Cape Disappointment. Not exactly a promising name for a place you’re planning to vacation. However, my wife, two-year-old son and I just returned from a long weekend at Cape Disappointment State Park where we vacationed with friends and had a wonderful time.
Located in Washington State’s southwestern most corner, Cape Disappointment is bordered by the Pacific Ocean to the west and the mighty Columbia River to the South. The park offers 27 miles of ocean beach, two lighthouses, an interpretive center and hiking trails.
Cape Disappointment, discovered and named by English fur trader John Meares on July 6th, 1788 was so named because at the time Meares was disappointed that he had not discovered the mouth of the Columbia River. A storm forced him to give up his search just north of the river’s mouth. I’m sure he was truly disappointed when he later realized precisely how close he was. Sometimes the breaks just don’t fall your way.
It’s one of the foggiest places in the country with the equivalent of 106 days of the misty white stuff hanging around to greet you – not unusual in Washington State. Fog notwithstanding, this park is a beautiful place. Majestic vistas abound with views of the vast Pacific Ocean to the west, the mighty Columbia River to the south, and acres of lush green forest to the east and north. As mentioned the park has multiple hiking trails of varying difficulty. One such hike led our families to the Cape Disappointment Lighthouse. The trail began at the Lewis and Clark interpretive Center, down a ravine past a beautiful hidden cove appropriately named Dead Man’s Cove, and back up the other side to the lighthouse.
The Lewis and Clark Interpretive Center ($5.00 adults) was a fabulous facility with a breathtaking view of the Pacific. The center chronicles in tremendous detail Lewis, Clark, and the Corp of Discovery as they journeyed Westward from St. Louis from 1805-6 at the bequest of President Thomas Jefferson looking for a waterway to the Pacific Ocean. Highly recommended if you visit. Other Lewis and Clark sites of note at Cape Disappointment, the place where the Corp finally realized their goal of arriving at the Pacific Ocean, Clark’s November 18, 1805 campsite and McKenzie Head, a high point where Clark led a group to take sights and survey across the mouth of the Columbia. Conveniently, both the campsite and McKenzie Head are two markers along one of the park’s scenic hiking trails.

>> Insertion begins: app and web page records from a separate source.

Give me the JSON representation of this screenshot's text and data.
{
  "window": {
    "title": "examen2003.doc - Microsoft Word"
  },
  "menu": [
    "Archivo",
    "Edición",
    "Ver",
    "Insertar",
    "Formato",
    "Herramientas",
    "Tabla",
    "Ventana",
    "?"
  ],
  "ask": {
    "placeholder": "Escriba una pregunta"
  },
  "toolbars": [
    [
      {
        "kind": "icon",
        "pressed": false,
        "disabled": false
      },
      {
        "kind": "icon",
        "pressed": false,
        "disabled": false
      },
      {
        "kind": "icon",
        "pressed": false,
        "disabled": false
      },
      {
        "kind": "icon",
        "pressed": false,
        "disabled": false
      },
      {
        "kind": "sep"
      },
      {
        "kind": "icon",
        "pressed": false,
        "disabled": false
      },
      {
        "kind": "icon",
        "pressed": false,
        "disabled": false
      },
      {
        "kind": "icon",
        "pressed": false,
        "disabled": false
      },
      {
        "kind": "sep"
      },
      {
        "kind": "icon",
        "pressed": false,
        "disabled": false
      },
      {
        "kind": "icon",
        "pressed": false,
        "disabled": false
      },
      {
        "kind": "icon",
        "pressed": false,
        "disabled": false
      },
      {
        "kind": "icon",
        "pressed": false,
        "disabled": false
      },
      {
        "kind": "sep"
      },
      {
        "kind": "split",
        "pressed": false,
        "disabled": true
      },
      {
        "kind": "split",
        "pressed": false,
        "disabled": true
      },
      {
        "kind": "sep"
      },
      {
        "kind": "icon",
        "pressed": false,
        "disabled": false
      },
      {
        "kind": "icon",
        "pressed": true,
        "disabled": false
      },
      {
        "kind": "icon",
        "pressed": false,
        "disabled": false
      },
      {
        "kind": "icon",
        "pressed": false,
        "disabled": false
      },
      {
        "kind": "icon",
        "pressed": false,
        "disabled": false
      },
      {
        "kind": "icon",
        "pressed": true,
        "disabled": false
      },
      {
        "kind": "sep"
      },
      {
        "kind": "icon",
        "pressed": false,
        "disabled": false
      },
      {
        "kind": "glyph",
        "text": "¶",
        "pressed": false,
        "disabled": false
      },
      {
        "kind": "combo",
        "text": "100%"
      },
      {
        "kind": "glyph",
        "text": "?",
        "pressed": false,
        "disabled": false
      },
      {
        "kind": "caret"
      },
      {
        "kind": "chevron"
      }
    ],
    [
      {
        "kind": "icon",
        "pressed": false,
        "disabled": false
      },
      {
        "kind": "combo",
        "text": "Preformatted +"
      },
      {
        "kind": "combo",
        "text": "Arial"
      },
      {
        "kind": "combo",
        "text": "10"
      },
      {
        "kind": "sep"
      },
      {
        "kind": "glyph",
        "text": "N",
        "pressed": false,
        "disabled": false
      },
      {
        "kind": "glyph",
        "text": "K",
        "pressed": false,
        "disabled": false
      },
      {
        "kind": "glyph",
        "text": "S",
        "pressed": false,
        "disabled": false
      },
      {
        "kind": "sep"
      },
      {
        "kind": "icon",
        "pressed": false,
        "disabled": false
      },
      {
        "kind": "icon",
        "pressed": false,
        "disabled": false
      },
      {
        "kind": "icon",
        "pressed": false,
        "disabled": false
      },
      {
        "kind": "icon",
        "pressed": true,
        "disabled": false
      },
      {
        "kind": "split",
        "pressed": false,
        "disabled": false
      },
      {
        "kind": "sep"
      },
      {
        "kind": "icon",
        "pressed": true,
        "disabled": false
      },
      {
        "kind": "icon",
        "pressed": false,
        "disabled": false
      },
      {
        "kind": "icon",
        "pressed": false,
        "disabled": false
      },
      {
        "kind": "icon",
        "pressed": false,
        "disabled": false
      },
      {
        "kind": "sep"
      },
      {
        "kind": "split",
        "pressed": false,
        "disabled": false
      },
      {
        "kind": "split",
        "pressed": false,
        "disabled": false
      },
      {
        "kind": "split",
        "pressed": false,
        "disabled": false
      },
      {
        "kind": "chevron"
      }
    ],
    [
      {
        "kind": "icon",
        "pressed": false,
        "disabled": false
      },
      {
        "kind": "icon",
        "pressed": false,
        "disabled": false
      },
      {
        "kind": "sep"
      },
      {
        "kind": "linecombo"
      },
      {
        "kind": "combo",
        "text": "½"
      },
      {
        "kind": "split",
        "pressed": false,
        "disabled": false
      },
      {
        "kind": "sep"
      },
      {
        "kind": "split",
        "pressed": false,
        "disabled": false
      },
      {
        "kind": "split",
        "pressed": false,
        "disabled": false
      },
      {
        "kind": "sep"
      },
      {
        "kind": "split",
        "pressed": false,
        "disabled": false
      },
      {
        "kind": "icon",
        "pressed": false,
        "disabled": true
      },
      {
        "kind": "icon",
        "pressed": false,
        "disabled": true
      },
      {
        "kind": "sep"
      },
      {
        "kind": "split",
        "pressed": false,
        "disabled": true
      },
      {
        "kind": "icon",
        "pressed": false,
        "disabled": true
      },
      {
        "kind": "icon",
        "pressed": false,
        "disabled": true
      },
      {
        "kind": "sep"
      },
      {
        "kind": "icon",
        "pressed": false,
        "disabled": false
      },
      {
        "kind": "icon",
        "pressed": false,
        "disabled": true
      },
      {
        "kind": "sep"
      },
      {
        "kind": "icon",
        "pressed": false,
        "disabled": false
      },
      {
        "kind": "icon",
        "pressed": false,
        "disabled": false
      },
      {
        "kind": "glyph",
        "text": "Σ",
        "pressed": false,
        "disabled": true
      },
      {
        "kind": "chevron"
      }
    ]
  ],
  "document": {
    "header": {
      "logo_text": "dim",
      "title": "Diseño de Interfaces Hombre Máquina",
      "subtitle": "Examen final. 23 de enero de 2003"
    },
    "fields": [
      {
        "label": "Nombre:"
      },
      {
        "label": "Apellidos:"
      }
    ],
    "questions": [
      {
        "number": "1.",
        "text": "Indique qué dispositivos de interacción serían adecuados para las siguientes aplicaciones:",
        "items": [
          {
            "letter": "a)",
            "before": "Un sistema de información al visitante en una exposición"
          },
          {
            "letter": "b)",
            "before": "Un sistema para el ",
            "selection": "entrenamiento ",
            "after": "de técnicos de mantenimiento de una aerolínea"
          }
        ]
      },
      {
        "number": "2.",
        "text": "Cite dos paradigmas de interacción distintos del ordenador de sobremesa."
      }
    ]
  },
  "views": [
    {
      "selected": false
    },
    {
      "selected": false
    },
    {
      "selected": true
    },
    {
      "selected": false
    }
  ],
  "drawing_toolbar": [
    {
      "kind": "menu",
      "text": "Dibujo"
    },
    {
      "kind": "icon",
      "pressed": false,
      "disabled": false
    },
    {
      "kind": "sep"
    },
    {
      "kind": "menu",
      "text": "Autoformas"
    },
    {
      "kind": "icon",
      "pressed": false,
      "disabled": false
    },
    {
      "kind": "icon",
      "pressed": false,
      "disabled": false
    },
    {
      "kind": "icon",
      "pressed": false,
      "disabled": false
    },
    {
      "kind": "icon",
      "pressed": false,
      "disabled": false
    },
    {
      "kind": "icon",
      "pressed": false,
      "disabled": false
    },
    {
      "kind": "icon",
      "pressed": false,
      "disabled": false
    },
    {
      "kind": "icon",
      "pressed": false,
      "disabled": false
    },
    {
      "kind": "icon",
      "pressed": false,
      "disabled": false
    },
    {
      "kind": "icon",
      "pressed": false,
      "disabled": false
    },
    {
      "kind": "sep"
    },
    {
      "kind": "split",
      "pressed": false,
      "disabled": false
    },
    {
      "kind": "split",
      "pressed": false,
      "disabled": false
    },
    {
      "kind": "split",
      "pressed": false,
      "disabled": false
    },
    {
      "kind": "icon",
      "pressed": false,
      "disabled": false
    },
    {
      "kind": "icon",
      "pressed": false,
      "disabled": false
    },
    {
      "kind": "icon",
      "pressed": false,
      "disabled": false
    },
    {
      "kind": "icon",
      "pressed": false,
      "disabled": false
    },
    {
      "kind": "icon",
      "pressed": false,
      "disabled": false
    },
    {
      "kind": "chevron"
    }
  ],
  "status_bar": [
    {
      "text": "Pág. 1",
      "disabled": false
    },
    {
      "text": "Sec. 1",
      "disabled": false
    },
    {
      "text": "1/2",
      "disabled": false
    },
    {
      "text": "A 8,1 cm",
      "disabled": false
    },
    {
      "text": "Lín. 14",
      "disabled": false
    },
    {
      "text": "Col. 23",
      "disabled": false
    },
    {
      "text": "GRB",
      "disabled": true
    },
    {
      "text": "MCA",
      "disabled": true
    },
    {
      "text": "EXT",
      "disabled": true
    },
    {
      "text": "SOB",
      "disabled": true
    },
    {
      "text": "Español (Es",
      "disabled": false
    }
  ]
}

Our own corp of discovery stayed near the park’s second lighthouse, the North Head Lighthouse. We overnighted at one of three rentals which were the original Lighthouse Keeper’s residences. Our rental was nice, but honestly for the nearly $300 a night price tag, we would have been better off renting separate hotel rooms in nearby Longview, Washington. However, if we had done that we probably would not have been close by when the Coast Guard helicopters were doing their rescue training maneuvers a few hundred yards from the lighthouse cliffs. This was a huge hit with the little ones. Plus, the houses are contained in a large fenced yard with a series of sidewalks which were great for toddler bikes.
As I mentioned, the park has 27 miles of beaches, but the smallest beach was the biggest hit with our party. Waikiki Beach (no, not that one) was only a few hundred yards across but the piles of driftwood gave way to soft, dig-able sand, plenty of sea life, crashing waves, and views of the large ships entering the mouth of the Columbia. It was an idyllic spot we shared with few other visitors as the fog finally lifted on our second day and we all became Pacific sand creatures.
If you are looking for vacation that combines a sense of history with plenty of outdoor activities and scenic topography, then consider a trip to Cape Disappointment Sate Park, Washington. You won’t be disappointed.